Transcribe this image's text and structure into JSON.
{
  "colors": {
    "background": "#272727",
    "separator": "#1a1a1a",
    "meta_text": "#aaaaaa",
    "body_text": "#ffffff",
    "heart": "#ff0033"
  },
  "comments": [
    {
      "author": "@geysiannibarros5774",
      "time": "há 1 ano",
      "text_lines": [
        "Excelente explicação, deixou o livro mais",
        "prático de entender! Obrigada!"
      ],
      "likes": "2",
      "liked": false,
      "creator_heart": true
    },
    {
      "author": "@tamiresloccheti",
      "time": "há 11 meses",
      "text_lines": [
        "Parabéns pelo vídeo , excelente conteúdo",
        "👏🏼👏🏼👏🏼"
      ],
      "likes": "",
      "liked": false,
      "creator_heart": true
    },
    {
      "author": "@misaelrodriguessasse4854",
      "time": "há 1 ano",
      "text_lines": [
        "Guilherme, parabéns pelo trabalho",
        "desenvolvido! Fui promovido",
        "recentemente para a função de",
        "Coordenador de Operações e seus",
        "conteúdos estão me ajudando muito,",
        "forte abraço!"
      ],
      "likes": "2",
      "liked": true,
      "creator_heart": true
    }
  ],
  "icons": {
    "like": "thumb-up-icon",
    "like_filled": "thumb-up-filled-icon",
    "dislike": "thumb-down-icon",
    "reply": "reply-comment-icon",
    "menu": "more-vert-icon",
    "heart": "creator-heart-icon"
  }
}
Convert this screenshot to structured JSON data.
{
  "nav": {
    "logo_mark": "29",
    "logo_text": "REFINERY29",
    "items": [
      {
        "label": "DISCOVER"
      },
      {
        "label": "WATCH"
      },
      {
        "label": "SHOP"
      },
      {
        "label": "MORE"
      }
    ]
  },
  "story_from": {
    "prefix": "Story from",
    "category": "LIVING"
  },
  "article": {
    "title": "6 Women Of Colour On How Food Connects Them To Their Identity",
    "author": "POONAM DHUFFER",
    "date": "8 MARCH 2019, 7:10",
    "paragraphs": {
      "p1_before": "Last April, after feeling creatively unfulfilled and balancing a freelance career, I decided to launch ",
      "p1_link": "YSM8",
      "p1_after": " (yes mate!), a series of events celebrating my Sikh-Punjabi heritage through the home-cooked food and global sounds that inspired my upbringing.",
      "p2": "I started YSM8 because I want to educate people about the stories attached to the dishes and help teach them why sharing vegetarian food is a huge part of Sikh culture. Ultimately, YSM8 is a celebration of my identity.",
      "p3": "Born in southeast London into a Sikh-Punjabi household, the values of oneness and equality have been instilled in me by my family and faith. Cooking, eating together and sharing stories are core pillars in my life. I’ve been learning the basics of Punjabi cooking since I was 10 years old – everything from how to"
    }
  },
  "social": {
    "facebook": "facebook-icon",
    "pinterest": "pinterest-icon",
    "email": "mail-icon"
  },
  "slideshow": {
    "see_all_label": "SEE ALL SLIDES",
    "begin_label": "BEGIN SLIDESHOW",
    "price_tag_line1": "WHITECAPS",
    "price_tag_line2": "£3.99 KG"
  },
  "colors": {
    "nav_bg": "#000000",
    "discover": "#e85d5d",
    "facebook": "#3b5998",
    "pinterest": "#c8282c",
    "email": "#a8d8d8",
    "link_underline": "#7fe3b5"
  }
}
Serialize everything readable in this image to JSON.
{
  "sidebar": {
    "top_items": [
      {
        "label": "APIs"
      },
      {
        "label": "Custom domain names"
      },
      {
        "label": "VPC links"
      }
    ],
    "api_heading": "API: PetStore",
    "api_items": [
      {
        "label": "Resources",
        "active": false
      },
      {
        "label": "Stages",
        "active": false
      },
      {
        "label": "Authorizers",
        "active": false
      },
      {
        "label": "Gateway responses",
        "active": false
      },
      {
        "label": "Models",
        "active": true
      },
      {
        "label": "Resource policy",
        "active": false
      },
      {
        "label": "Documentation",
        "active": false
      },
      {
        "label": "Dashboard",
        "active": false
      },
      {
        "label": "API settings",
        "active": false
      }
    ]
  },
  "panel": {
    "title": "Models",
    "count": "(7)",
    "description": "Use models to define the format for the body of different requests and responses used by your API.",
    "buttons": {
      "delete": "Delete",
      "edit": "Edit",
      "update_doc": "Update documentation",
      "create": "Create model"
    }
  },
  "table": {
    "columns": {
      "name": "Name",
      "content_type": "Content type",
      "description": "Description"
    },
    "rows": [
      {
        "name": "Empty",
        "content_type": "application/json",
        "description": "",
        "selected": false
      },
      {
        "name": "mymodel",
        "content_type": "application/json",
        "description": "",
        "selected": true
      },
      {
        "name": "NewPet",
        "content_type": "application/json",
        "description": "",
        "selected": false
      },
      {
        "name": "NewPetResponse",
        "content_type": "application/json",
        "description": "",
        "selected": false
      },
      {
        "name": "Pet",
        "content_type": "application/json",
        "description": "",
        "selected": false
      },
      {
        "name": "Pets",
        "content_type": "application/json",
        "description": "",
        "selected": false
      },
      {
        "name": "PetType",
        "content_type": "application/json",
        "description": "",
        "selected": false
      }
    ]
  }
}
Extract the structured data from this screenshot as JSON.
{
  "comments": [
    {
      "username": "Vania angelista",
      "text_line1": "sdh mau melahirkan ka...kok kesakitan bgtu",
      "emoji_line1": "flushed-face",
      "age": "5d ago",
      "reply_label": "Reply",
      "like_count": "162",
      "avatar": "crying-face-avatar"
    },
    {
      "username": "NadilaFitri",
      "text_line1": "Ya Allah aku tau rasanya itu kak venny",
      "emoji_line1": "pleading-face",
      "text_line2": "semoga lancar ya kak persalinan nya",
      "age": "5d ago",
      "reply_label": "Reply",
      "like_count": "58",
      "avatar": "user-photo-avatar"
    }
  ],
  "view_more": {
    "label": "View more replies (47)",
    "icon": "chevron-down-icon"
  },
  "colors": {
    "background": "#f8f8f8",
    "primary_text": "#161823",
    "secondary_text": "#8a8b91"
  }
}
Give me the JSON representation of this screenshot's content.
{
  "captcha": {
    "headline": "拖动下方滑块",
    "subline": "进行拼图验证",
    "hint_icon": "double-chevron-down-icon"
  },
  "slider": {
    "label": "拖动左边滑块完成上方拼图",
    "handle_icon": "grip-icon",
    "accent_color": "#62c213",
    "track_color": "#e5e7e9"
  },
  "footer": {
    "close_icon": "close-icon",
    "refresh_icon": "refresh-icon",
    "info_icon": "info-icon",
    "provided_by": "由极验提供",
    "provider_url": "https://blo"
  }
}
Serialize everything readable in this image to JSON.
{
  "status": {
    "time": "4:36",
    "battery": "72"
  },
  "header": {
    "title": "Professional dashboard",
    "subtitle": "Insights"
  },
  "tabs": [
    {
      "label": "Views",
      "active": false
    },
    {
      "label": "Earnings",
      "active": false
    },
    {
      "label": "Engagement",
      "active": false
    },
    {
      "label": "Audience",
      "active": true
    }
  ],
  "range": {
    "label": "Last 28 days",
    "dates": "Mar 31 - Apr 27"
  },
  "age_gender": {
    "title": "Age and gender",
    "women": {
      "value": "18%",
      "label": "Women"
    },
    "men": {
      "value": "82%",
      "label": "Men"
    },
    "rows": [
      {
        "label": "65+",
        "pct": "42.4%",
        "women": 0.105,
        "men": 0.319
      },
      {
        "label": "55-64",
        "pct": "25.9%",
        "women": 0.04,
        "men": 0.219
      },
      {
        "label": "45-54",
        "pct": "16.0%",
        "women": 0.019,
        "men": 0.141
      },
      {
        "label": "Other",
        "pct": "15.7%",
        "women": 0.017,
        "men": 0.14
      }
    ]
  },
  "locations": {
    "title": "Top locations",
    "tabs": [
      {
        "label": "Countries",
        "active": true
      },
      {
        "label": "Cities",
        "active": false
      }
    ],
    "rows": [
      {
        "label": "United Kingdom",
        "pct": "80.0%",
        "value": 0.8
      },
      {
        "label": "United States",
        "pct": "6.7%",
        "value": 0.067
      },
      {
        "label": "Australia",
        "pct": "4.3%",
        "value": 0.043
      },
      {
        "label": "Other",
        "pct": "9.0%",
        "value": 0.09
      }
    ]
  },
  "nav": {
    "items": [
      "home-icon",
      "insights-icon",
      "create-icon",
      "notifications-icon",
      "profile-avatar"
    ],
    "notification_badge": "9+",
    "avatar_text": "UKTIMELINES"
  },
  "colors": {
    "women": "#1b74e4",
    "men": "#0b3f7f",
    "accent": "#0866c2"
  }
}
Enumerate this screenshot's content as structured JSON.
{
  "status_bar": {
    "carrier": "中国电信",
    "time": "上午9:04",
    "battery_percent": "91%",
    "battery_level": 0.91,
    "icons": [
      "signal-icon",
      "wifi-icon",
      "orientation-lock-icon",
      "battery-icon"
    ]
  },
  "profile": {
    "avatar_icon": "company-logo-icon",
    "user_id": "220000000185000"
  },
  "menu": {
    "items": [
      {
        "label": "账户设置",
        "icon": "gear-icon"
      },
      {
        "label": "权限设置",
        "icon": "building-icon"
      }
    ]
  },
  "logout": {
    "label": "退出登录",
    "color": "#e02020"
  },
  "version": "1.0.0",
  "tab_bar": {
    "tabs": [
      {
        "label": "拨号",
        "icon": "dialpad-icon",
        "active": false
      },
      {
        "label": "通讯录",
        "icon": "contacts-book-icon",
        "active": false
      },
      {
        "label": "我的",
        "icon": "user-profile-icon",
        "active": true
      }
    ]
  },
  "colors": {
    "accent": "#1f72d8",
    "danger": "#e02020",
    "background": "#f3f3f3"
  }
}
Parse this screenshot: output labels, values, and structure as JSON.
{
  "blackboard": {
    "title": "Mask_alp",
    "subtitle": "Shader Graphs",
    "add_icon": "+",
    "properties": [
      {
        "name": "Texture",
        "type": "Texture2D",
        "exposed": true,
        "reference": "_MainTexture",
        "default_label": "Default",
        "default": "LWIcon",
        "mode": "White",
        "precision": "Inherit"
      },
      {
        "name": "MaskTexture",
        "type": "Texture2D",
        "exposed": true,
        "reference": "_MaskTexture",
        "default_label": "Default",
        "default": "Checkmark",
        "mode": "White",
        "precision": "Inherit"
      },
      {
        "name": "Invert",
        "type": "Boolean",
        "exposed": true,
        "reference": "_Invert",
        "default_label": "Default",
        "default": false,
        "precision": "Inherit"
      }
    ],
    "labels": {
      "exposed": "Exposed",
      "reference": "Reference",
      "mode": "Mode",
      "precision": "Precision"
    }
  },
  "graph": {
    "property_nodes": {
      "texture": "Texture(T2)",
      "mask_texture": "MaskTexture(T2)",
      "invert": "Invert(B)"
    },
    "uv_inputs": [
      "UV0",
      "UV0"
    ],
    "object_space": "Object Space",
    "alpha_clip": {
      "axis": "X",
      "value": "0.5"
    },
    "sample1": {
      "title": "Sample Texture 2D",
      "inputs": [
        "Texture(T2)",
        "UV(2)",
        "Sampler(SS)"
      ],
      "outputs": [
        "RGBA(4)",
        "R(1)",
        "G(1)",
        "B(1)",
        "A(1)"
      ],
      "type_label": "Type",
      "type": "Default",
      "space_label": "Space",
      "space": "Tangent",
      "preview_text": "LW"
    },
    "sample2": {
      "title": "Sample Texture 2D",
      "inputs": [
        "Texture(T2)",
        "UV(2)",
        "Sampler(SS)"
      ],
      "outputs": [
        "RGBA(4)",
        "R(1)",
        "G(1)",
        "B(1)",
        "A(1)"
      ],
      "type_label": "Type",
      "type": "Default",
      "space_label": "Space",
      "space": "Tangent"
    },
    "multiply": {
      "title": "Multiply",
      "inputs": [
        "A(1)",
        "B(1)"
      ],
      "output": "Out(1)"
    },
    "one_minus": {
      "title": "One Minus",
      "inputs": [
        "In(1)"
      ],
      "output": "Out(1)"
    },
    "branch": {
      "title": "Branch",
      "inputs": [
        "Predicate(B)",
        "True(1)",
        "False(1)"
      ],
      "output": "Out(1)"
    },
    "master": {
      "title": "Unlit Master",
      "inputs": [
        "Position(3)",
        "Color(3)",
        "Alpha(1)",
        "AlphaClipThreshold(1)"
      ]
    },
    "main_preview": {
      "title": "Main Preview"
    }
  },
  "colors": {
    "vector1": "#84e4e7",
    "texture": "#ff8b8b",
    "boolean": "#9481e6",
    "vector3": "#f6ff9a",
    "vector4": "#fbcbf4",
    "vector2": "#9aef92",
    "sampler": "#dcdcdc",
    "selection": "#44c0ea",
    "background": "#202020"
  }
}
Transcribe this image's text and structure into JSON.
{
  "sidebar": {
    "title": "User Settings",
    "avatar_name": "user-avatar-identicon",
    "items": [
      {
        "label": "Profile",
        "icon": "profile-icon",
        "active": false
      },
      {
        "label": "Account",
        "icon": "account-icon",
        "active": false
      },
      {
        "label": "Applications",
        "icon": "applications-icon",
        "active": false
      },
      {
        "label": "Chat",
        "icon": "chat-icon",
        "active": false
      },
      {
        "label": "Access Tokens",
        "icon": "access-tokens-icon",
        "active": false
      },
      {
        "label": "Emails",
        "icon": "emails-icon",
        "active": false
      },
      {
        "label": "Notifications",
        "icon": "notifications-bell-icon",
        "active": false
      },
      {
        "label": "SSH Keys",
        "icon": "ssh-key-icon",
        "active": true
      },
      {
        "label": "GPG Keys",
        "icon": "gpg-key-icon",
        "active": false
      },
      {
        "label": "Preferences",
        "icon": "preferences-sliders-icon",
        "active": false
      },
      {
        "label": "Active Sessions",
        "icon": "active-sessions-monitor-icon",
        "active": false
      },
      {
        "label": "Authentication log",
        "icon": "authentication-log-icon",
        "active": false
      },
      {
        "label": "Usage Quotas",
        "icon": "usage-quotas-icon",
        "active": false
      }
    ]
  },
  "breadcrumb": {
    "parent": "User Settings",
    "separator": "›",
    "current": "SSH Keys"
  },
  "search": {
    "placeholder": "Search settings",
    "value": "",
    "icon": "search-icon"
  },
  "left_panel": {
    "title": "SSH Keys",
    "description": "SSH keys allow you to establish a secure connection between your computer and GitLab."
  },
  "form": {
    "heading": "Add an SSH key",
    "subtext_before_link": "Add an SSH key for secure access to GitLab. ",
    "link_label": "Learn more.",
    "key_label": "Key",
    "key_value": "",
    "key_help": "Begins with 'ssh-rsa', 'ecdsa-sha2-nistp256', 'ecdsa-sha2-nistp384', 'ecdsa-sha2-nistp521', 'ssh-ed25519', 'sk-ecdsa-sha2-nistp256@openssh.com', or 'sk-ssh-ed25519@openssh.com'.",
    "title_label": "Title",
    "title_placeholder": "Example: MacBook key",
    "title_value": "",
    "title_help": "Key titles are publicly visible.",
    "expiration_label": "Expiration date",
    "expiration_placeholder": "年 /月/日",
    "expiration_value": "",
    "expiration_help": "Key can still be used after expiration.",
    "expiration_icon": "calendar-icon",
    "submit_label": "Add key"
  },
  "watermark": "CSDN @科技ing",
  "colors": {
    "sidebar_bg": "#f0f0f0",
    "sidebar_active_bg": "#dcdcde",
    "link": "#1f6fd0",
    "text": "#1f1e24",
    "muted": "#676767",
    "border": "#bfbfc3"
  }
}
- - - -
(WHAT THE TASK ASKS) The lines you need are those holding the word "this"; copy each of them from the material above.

(SOLVED PROBLEM)
Transcribe this image's text and structure into JSON.
Convert this screenshot to structured JSON data.
Serialize everything readable in this image to JSON.
Extract the structured data from this screenshot as JSON.
Give me the JSON representation of this screenshot's content.
Serialize everything readable in this image to JSON.
Enumerate this screenshot's content as structured JSON.
Parse this screenshot: output labels, values, and structure as JSON.
Transcribe this image's text and structure into JSON.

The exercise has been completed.